Social life and mental health are closely connected. Valuable connections release hormones like oxytocin that reduce stress and anxiety levels. It also helps you focus your energy outward, which is valuable when you are stuck in your head. With someone you trust in your corner, you can reach out for help instead of bottling your feelings.
How To Stay Healthy in College?
College students face additional stressors. They include lesson pressures, extracurricular, and financial challenges. As a result, it is easy to become socially disconnected and risk major depressive disorders. The signs of being healthy include:
You balance your alone and social time without overdoing it. You know how to strike a balance between connecting with friends and caring for yourself

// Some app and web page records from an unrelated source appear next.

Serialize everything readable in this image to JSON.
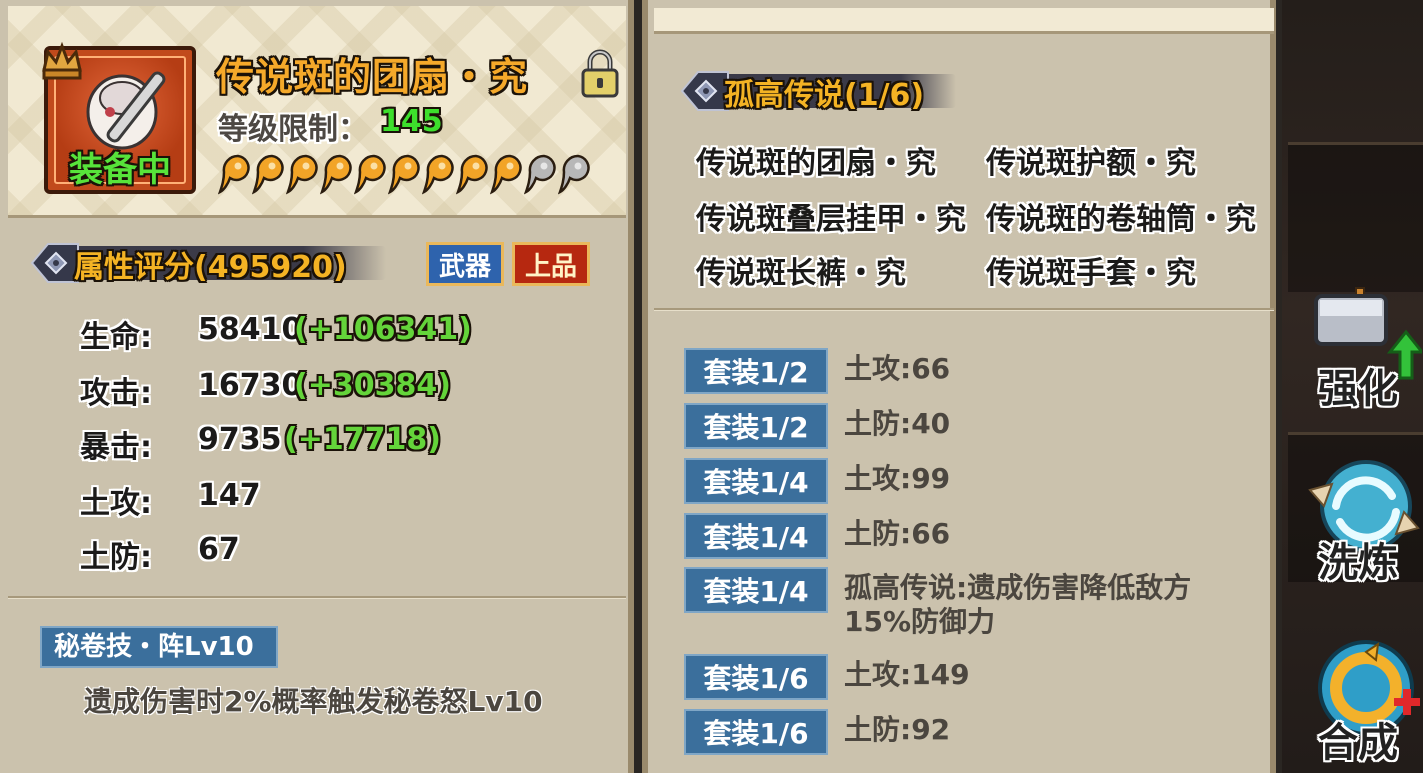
{
  "item": {
    "name": "传说斑的团扇・究",
    "equipped_label": "装备中",
    "level_label": "等级限制：",
    "level_value": "145",
    "magatama_filled": 9,
    "magatama_total": 11,
    "locked": true
  },
  "attributes": {
    "title": "属性评分(495920)",
    "type_badge": "武器",
    "quality_badge": "上品",
    "stats": [
      {
        "label": "生命:",
        "value": "58410",
        "bonus": "(+106341)"
      },
      {
        "label": "攻击:",
        "value": "16730",
        "bonus": "(+30384)"
      },
      {
        "label": "暴击:",
        "value": "9735",
        "bonus": "(+17718)"
      },
      {
        "label": "土攻:",
        "value": "147",
        "bonus": ""
      },
      {
        "label": "土防:",
        "value": "67",
        "bonus": ""
      }
    ]
  },
  "skill": {
    "name": "秘卷技・阵Lv10",
    "description": "遗成伤害时2%概率触发秘卷怒Lv10"
  },
  "set": {
    "title": "孤高传说(1/6)",
    "pieces": [
      "传说斑的团扇・究",
      "传说斑护额・究",
      "传说斑叠层挂甲・究",
      "传说斑的卷轴筒・究",
      "传说斑长裤・究",
      "传说斑手套・究"
    ],
    "bonuses": [
      {
        "badge": "套装1/2",
        "text": "土攻:66"
      },
      {
        "badge": "套装1/2",
        "text": "土防:40"
      },
      {
        "badge": "套装1/4",
        "text": "土攻:99"
      },
      {
        "badge": "套装1/4",
        "text": "土防:66"
      },
      {
        "badge": "套装1/4",
        "text": "孤高传说:遗成伤害降低敌方15%防御力"
      },
      {
        "badge": "套装1/6",
        "text": "土攻:149"
      },
      {
        "badge": "套装1/6",
        "text": "土防:92"
      }
    ]
  },
  "side_menu": {
    "enhance": "强化",
    "refine": "洗炼",
    "synthesize": "合成"
  },
  "colors": {
    "panel_bg": "#cbc2ad",
    "name_orange": "#f5a92a",
    "stat_green": "#64d43a",
    "badge_blue": "#3b6f9c"
  }
}
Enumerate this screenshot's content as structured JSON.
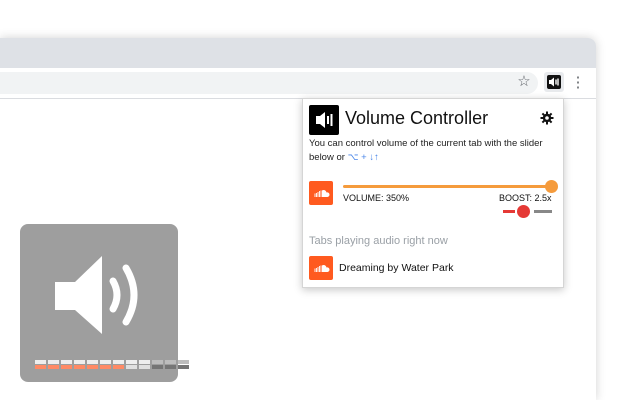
{
  "browser": {
    "star_icon": "star-icon",
    "extension_icon": "volume-controller-icon",
    "menu_icon": "vertical-dots-icon"
  },
  "popup": {
    "title": "Volume Controller",
    "description": "You can control volume of the current tab with the slider below or",
    "shortcut_keys": "⌥ + ↓↑",
    "volume": {
      "label": "VOLUME: 350%",
      "level_fraction": 1.0
    },
    "boost": {
      "label": "BOOST: 2.5x",
      "level_fraction": 0.4
    },
    "section_heading": "Tabs playing audio right now",
    "tabs": [
      {
        "title": "Dreaming by Water Park",
        "icon": "soundcloud-icon"
      }
    ],
    "colors": {
      "volume_accent": "#f59b3c",
      "boost_accent": "#e53935",
      "soundcloud": "#ff5a1f"
    }
  },
  "osd": {
    "icon": "speaker-icon",
    "segments_total": 12,
    "segments_active": 7,
    "colors": {
      "background": "#9e9e9e",
      "active": "#ff8a65",
      "inactive": "#e0e0e0",
      "overboost": "#757575"
    }
  }
}
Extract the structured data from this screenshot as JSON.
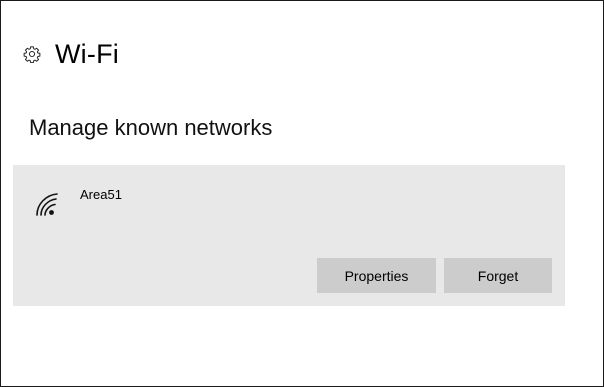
{
  "header": {
    "icon": "gear-icon",
    "title": "Wi-Fi"
  },
  "section": {
    "heading": "Manage known networks"
  },
  "networks": [
    {
      "icon": "wifi-signal-icon",
      "name": "Area51",
      "actions": {
        "properties_label": "Properties",
        "forget_label": "Forget"
      }
    }
  ],
  "colors": {
    "card_background": "#e8e8e8",
    "button_background": "#cccccc"
  }
}
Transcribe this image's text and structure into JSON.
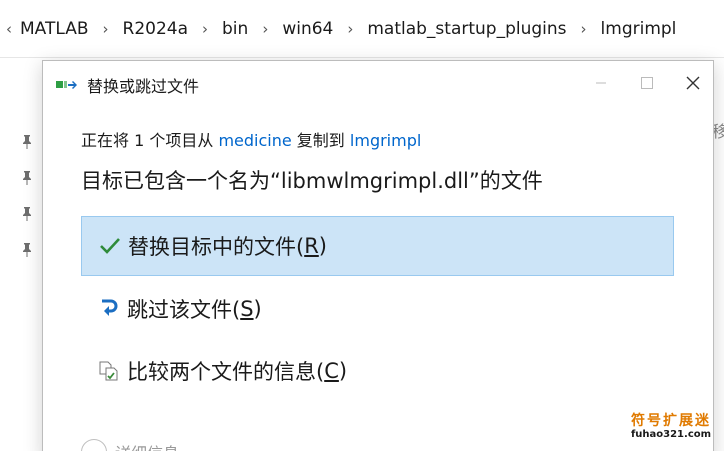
{
  "breadcrumb": {
    "items": [
      "MATLAB",
      "R2024a",
      "bin",
      "win64",
      "matlab_startup_plugins",
      "lmgrimpl"
    ]
  },
  "background": {
    "partial_text": "移"
  },
  "dialog": {
    "title": "替换或跳过文件",
    "source_prefix": "正在将 1 个项目从 ",
    "source_folder": "medicine",
    "copy_to": " 复制到 ",
    "dest_folder": "lmgrimpl",
    "headline": "目标已包含一个名为“libmwlmgrimpl.dll”的文件",
    "options": [
      {
        "label_main": "替换目标中的文件(",
        "hotkey": "R",
        "label_end": ")",
        "icon": "checkmark-icon",
        "color": "#2e8b3a"
      },
      {
        "label_main": "跳过该文件(",
        "hotkey": "S",
        "label_end": ")",
        "icon": "skip-arrow-icon",
        "color": "#1b6ec2"
      },
      {
        "label_main": "比较两个文件的信息(",
        "hotkey": "C",
        "label_end": ")",
        "icon": "compare-files-icon",
        "color": "#3a8a3a"
      }
    ],
    "details_label": "详细信息"
  },
  "watermark": {
    "top": "符号扩展迷",
    "bottom": "fuhao321.com"
  },
  "colors": {
    "selected_bg": "#cce4f7",
    "selected_border": "#99c9ef",
    "link": "#0066cc"
  }
}
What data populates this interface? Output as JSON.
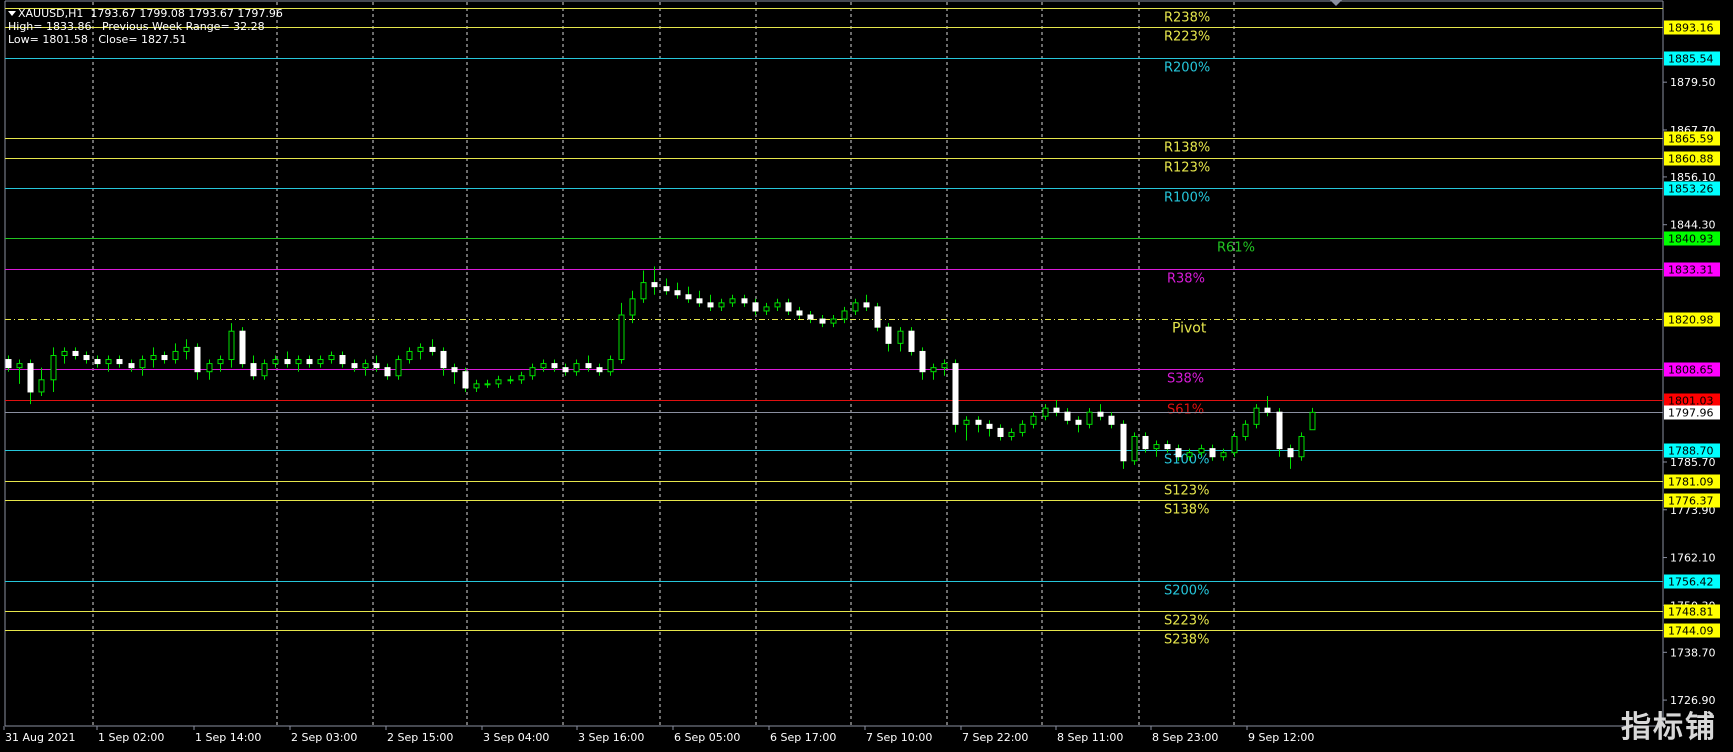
{
  "header": {
    "line1": "XAUUSD,H1  1793.67 1799.08 1793.67 1797.96",
    "line2": "High= 1833.86   Previous Week Range= 32.28",
    "line3": "Low= 1801.58   Close= 1827.51"
  },
  "price_scale": {
    "ticks": [
      "1879.50",
      "1867.70",
      "1856.10",
      "1844.30",
      "1785.70",
      "1773.90",
      "1762.10",
      "1750.30",
      "1738.70",
      "1726.90"
    ]
  },
  "time_axis": {
    "labels": [
      "31 Aug 2021",
      "1 Sep 02:00",
      "1 Sep 14:00",
      "2 Sep 03:00",
      "2 Sep 15:00",
      "3 Sep 04:00",
      "3 Sep 16:00",
      "6 Sep 05:00",
      "6 Sep 17:00",
      "7 Sep 10:00",
      "7 Sep 22:00",
      "8 Sep 11:00",
      "8 Sep 23:00",
      "9 Sep 12:00"
    ]
  },
  "levels": [
    {
      "label": "R238%",
      "price": "1897.89",
      "color": "#e6e64c",
      "tag": "",
      "tag_bg": "#e6e64c",
      "tag_fg": "#000"
    },
    {
      "label": "R223%",
      "price": "1893.16",
      "color": "#e6e64c",
      "tag": "1893.16",
      "tag_bg": "#ffff00",
      "tag_fg": "#000"
    },
    {
      "label": "R200%",
      "price": "1885.54",
      "color": "#26c6da",
      "tag": "1885.54",
      "tag_bg": "#00ffff",
      "tag_fg": "#000"
    },
    {
      "label": "R138%",
      "price": "1865.59",
      "color": "#e6e64c",
      "tag": "1865.59",
      "tag_bg": "#ffff00",
      "tag_fg": "#000"
    },
    {
      "label": "R123%",
      "price": "1860.88",
      "color": "#e6e64c",
      "tag": "1860.88",
      "tag_bg": "#ffff00",
      "tag_fg": "#000"
    },
    {
      "label": "R100%",
      "price": "1853.26",
      "color": "#26c6da",
      "tag": "1853.26",
      "tag_bg": "#00ffff",
      "tag_fg": "#000"
    },
    {
      "label": "R61%",
      "price": "1840.93",
      "color": "#22c322",
      "tag": "1840.93",
      "tag_bg": "#00ff00",
      "tag_fg": "#000"
    },
    {
      "label": "R38%",
      "price": "1833.31",
      "color": "#d81bd8",
      "tag": "1833.31",
      "tag_bg": "#ff00ff",
      "tag_fg": "#000"
    },
    {
      "label": "Pivot",
      "price": "1820.98",
      "color": "#e6e64c",
      "tag": "1820.98",
      "tag_bg": "#ffff00",
      "tag_fg": "#000",
      "dashed": true
    },
    {
      "label": "S38%",
      "price": "1808.65",
      "color": "#d81bd8",
      "tag": "1808.65",
      "tag_bg": "#ff00ff",
      "tag_fg": "#000"
    },
    {
      "label": "S61%",
      "price": "1801.03",
      "color": "#e01010",
      "tag": "1801.03",
      "tag_bg": "#ff0000",
      "tag_fg": "#000"
    },
    {
      "label": "",
      "price": "1797.96",
      "color": "#8a8fa0",
      "tag": "1797.96",
      "tag_bg": "#ffffff",
      "tag_fg": "#000"
    },
    {
      "label": "S100%",
      "price": "1788.70",
      "color": "#26c6da",
      "tag": "1788.70",
      "tag_bg": "#00ffff",
      "tag_fg": "#000"
    },
    {
      "label": "S123%",
      "price": "1781.09",
      "color": "#e6e64c",
      "tag": "1781.09",
      "tag_bg": "#ffff00",
      "tag_fg": "#000"
    },
    {
      "label": "S138%",
      "price": "1776.37",
      "color": "#e6e64c",
      "tag": "1776.37",
      "tag_bg": "#ffff00",
      "tag_fg": "#000"
    },
    {
      "label": "S200%",
      "price": "1756.42",
      "color": "#26c6da",
      "tag": "1756.42",
      "tag_bg": "#00ffff",
      "tag_fg": "#000"
    },
    {
      "label": "S223%",
      "price": "1748.81",
      "color": "#e6e64c",
      "tag": "1748.81",
      "tag_bg": "#ffff00",
      "tag_fg": "#000"
    },
    {
      "label": "S238%",
      "price": "1744.09",
      "color": "#e6e64c",
      "tag": "1744.09",
      "tag_bg": "#ffff00",
      "tag_fg": "#000"
    }
  ],
  "chart_data": {
    "type": "candlestick",
    "symbol": "XAUUSD",
    "timeframe": "H1",
    "ylim": [
      1720.5,
      1899.3
    ],
    "candles": [
      [
        1811,
        1812,
        1808,
        1809
      ],
      [
        1809,
        1811,
        1805,
        1810
      ],
      [
        1810,
        1811,
        1800,
        1803
      ],
      [
        1803,
        1809,
        1802,
        1806
      ],
      [
        1806,
        1814,
        1803,
        1812
      ],
      [
        1812,
        1814,
        1810,
        1813
      ],
      [
        1813,
        1814,
        1811,
        1812
      ],
      [
        1812,
        1813,
        1810,
        1811
      ],
      [
        1811,
        1812,
        1809,
        1810
      ],
      [
        1810,
        1812,
        1808,
        1811
      ],
      [
        1811,
        1812,
        1809,
        1810
      ],
      [
        1810,
        1811,
        1808,
        1809
      ],
      [
        1809,
        1812,
        1807,
        1811
      ],
      [
        1811,
        1814,
        1809,
        1812
      ],
      [
        1812,
        1813,
        1810,
        1811
      ],
      [
        1811,
        1815,
        1810,
        1813
      ],
      [
        1813,
        1816,
        1811,
        1814
      ],
      [
        1814,
        1815,
        1806,
        1808
      ],
      [
        1808,
        1811,
        1806,
        1810
      ],
      [
        1810,
        1812,
        1808,
        1811
      ],
      [
        1811,
        1820,
        1809,
        1818
      ],
      [
        1818,
        1819,
        1809,
        1810
      ],
      [
        1810,
        1812,
        1806,
        1807
      ],
      [
        1807,
        1811,
        1806,
        1810
      ],
      [
        1810,
        1812,
        1809,
        1811
      ],
      [
        1811,
        1813,
        1809,
        1810
      ],
      [
        1810,
        1812,
        1808,
        1811
      ],
      [
        1811,
        1812,
        1809,
        1810
      ],
      [
        1810,
        1812,
        1809,
        1811
      ],
      [
        1811,
        1813,
        1810,
        1812
      ],
      [
        1812,
        1813,
        1809,
        1810
      ],
      [
        1810,
        1811,
        1808,
        1809
      ],
      [
        1809,
        1811,
        1807,
        1810
      ],
      [
        1810,
        1812,
        1808,
        1809
      ],
      [
        1809,
        1810,
        1806,
        1807
      ],
      [
        1807,
        1812,
        1806,
        1811
      ],
      [
        1811,
        1814,
        1810,
        1813
      ],
      [
        1813,
        1815,
        1811,
        1814
      ],
      [
        1814,
        1816,
        1812,
        1813
      ],
      [
        1813,
        1814,
        1807,
        1809
      ],
      [
        1809,
        1810,
        1805,
        1808
      ],
      [
        1808,
        1809,
        1803,
        1804
      ],
      [
        1804,
        1806,
        1803,
        1805
      ],
      [
        1805,
        1806,
        1804,
        1805
      ],
      [
        1805,
        1807,
        1804,
        1806
      ],
      [
        1806,
        1807,
        1805,
        1806
      ],
      [
        1806,
        1808,
        1805,
        1807
      ],
      [
        1807,
        1810,
        1806,
        1809
      ],
      [
        1809,
        1811,
        1808,
        1810
      ],
      [
        1810,
        1811,
        1808,
        1809
      ],
      [
        1809,
        1810,
        1807,
        1808
      ],
      [
        1808,
        1811,
        1807,
        1810
      ],
      [
        1810,
        1812,
        1808,
        1809
      ],
      [
        1809,
        1810,
        1807,
        1808
      ],
      [
        1808,
        1812,
        1807,
        1811
      ],
      [
        1811,
        1825,
        1810,
        1822
      ],
      [
        1822,
        1828,
        1820,
        1826
      ],
      [
        1826,
        1833,
        1825,
        1830
      ],
      [
        1830,
        1834,
        1827,
        1829
      ],
      [
        1829,
        1831,
        1827,
        1828
      ],
      [
        1828,
        1830,
        1826,
        1827
      ],
      [
        1827,
        1829,
        1825,
        1826
      ],
      [
        1826,
        1828,
        1824,
        1825
      ],
      [
        1825,
        1827,
        1823,
        1824
      ],
      [
        1824,
        1826,
        1823,
        1825
      ],
      [
        1825,
        1827,
        1824,
        1826
      ],
      [
        1826,
        1827,
        1824,
        1825
      ],
      [
        1825,
        1826,
        1822,
        1823
      ],
      [
        1823,
        1825,
        1822,
        1824
      ],
      [
        1824,
        1826,
        1823,
        1825
      ],
      [
        1825,
        1826,
        1822,
        1823
      ],
      [
        1823,
        1824,
        1821,
        1822
      ],
      [
        1822,
        1823,
        1820,
        1821
      ],
      [
        1821,
        1822,
        1819,
        1820
      ],
      [
        1820,
        1822,
        1819,
        1821
      ],
      [
        1821,
        1824,
        1820,
        1823
      ],
      [
        1823,
        1826,
        1822,
        1825
      ],
      [
        1825,
        1827,
        1823,
        1824
      ],
      [
        1824,
        1825,
        1818,
        1819
      ],
      [
        1819,
        1820,
        1813,
        1815
      ],
      [
        1815,
        1819,
        1813,
        1818
      ],
      [
        1818,
        1819,
        1812,
        1813
      ],
      [
        1813,
        1814,
        1806,
        1808
      ],
      [
        1808,
        1810,
        1806,
        1809
      ],
      [
        1809,
        1811,
        1807,
        1810
      ],
      [
        1810,
        1811,
        1793,
        1795
      ],
      [
        1795,
        1797,
        1791,
        1796
      ],
      [
        1796,
        1797,
        1793,
        1795
      ],
      [
        1795,
        1796,
        1792,
        1794
      ],
      [
        1794,
        1795,
        1791,
        1792
      ],
      [
        1792,
        1794,
        1791,
        1793
      ],
      [
        1793,
        1796,
        1792,
        1795
      ],
      [
        1795,
        1798,
        1794,
        1797
      ],
      [
        1797,
        1800,
        1796,
        1799
      ],
      [
        1799,
        1801,
        1797,
        1798
      ],
      [
        1798,
        1799,
        1795,
        1796
      ],
      [
        1796,
        1797,
        1793,
        1795
      ],
      [
        1795,
        1799,
        1794,
        1798
      ],
      [
        1798,
        1800,
        1796,
        1797
      ],
      [
        1797,
        1798,
        1794,
        1795
      ],
      [
        1795,
        1796,
        1784,
        1786
      ],
      [
        1786,
        1793,
        1785,
        1792
      ],
      [
        1792,
        1793,
        1788,
        1789
      ],
      [
        1789,
        1791,
        1787,
        1790
      ],
      [
        1790,
        1791,
        1788,
        1789
      ],
      [
        1789,
        1790,
        1786,
        1787
      ],
      [
        1787,
        1789,
        1786,
        1788
      ],
      [
        1788,
        1790,
        1787,
        1789
      ],
      [
        1789,
        1790,
        1786,
        1787
      ],
      [
        1787,
        1789,
        1786,
        1788
      ],
      [
        1788,
        1793,
        1787,
        1792
      ],
      [
        1792,
        1796,
        1791,
        1795
      ],
      [
        1795,
        1800,
        1794,
        1799
      ],
      [
        1799,
        1802,
        1797,
        1798
      ],
      [
        1798,
        1799,
        1787,
        1789
      ],
      [
        1789,
        1790,
        1784,
        1787
      ],
      [
        1787,
        1793,
        1786,
        1792
      ],
      [
        1793.67,
        1799.08,
        1793.67,
        1797.96
      ]
    ]
  }
}
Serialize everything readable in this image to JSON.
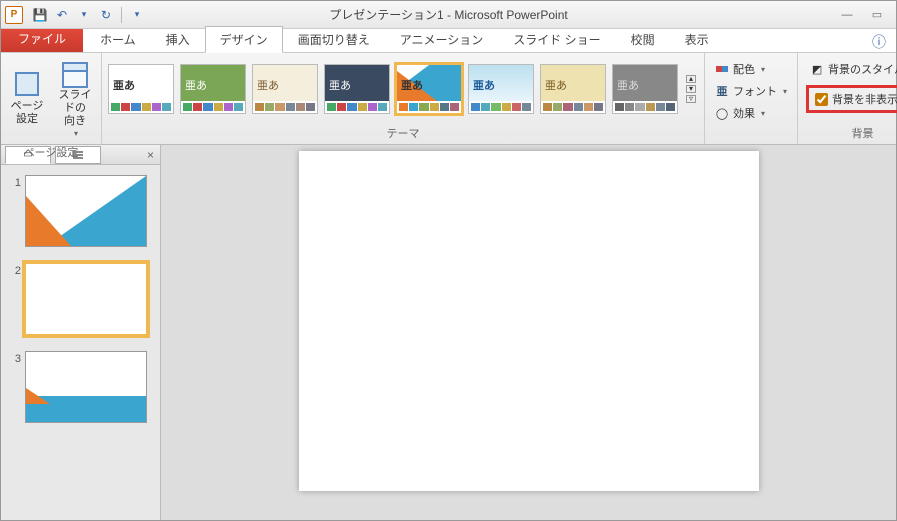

You are assertive without being aggressive. In ugly situations, you communicate your needs and set healthy boundaries without experiencing negative emotions
You can be yourself and remain comfortable in your skin. In other words, you feel a sense of meaning and belonging in who you are, and you don’t feel ashamed or afraid of exclusion
You treat others with respect, and you don’t bring people down to improve how you feel
You don’t let the pressures of life affect how you have fun. Despite all odds, you make time for interactions and fun activities with others
You have a strong social network to lean on in times of need. Not only this, but you are part of a community
The signs above are the ways to know whether you are socially healthy or not. If none applies to you, work on yourself. Follow these tips to stay healthy in college:
Join a Club or Community
The educational environment is one of the best places to make friends. It is even easier if you live on campus. If you do, join a club and connect with people that share common interests. Attend social events on the weekend and walk into rooms to interact with people. Make the first move and have fun.
The secret to making friends is to keep an open mind. So, when you attend an event, say more yes than no. It can lead to discovering new friends or hobbies. You can also volunteer a few times a week.
There are lots of social media platforms you can join to connect with peers. Besides campus pages, explore external forums for reach outside the school environment. Try video and text chatting, games, and discussion forums.
News places encourage interactions. Travel exposes you to different people and cultures. It also provides an opportunity to remain physically active. In the process, talk to people and develop your friendship.
Find a Hobby
Practicing something you like can help you meet new people. If you enjoy bird watching, get out there and meet people who like doing the same. Apart from hobbies, learn something new.
Staying social has a lot of mental and physical benefits. But in your attempt to forge connections, practice self-care. Also, take things slowly. Don’t rush to have deep, life-altering conversations with everyone. Have boundaries, but don’t set the bars so high. Improve your communication skills and commitments and focus on quality connections, not quantity.